───── Records supplied ─────
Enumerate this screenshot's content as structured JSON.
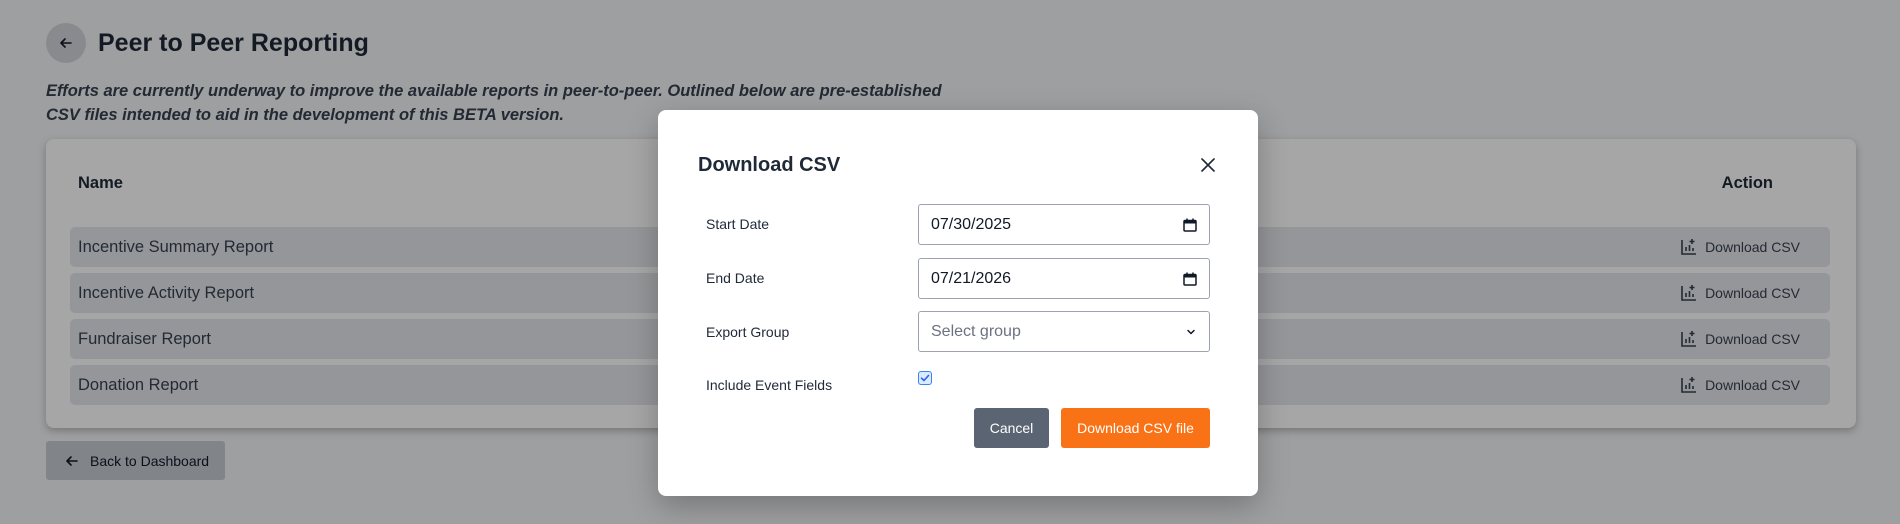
{
  "page": {
    "title": "Peer to Peer Reporting",
    "intro_line1": "Efforts are currently underway to improve the available reports in peer-to-peer. Outlined below are pre-established",
    "intro_line2": "CSV files intended to aid in the development of this BETA version.",
    "back_to_dashboard": "Back to Dashboard"
  },
  "table": {
    "col_name": "Name",
    "col_action": "Action",
    "rows": [
      {
        "name": "Incentive Summary Report",
        "action": "Download CSV"
      },
      {
        "name": "Incentive Activity Report",
        "action": "Download CSV"
      },
      {
        "name": "Fundraiser Report",
        "action": "Download CSV"
      },
      {
        "name": "Donation Report",
        "action": "Download CSV"
      }
    ]
  },
  "modal": {
    "title": "Download CSV",
    "start_date_label": "Start Date",
    "start_date_value": "07/30/2025",
    "end_date_label": "End Date",
    "end_date_value": "07/21/2026",
    "export_group_label": "Export Group",
    "export_group_placeholder": "Select group",
    "include_event_fields_label": "Include Event Fields",
    "include_event_fields_checked": true,
    "cancel_label": "Cancel",
    "download_label": "Download CSV file"
  },
  "colors": {
    "accent": "#f97316",
    "cancel": "#5b6472",
    "checkbox": "#3b82f6"
  },
  "icons": [
    "arrow-left-icon",
    "csv-chart-icon",
    "close-icon",
    "calendar-icon",
    "chevron-down-icon",
    "check-icon"
  ]
}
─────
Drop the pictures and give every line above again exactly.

Enumerate this screenshot's content as structured JSON.
{
  "page": {
    "title": "Peer to Peer Reporting",
    "intro_line1": "Efforts are currently underway to improve the available reports in peer-to-peer. Outlined below are pre-established",
    "intro_line2": "CSV files intended to aid in the development of this BETA version.",
    "back_to_dashboard": "Back to Dashboard"
  },
  "table": {
    "col_name": "Name",
    "col_action": "Action",
    "rows": [
      {
        "name": "Incentive Summary Report",
        "action": "Download CSV"
      },
      {
        "name": "Incentive Activity Report",
        "action": "Download CSV"
      },
      {
        "name": "Fundraiser Report",
        "action": "Download CSV"
      },
      {
        "name": "Donation Report",
        "action": "Download CSV"
      }
    ]
  },
  "modal": {
    "title": "Download CSV",
    "start_date_label": "Start Date",
    "start_date_value": "07/30/2025",
    "end_date_label": "End Date",
    "end_date_value": "07/21/2026",
    "export_group_label": "Export Group",
    "export_group_placeholder": "Select group",
    "include_event_fields_label": "Include Event Fields",
    "include_event_fields_checked": true,
    "cancel_label": "Cancel",
    "download_label": "Download CSV file"
  },
  "colors": {
    "accent": "#f97316",
    "cancel": "#5b6472",
    "checkbox": "#3b82f6"
  },
  "icons": [
    "arrow-left-icon",
    "csv-chart-icon",
    "close-icon",
    "calendar-icon",
    "chevron-down-icon",
    "check-icon"
  ]
}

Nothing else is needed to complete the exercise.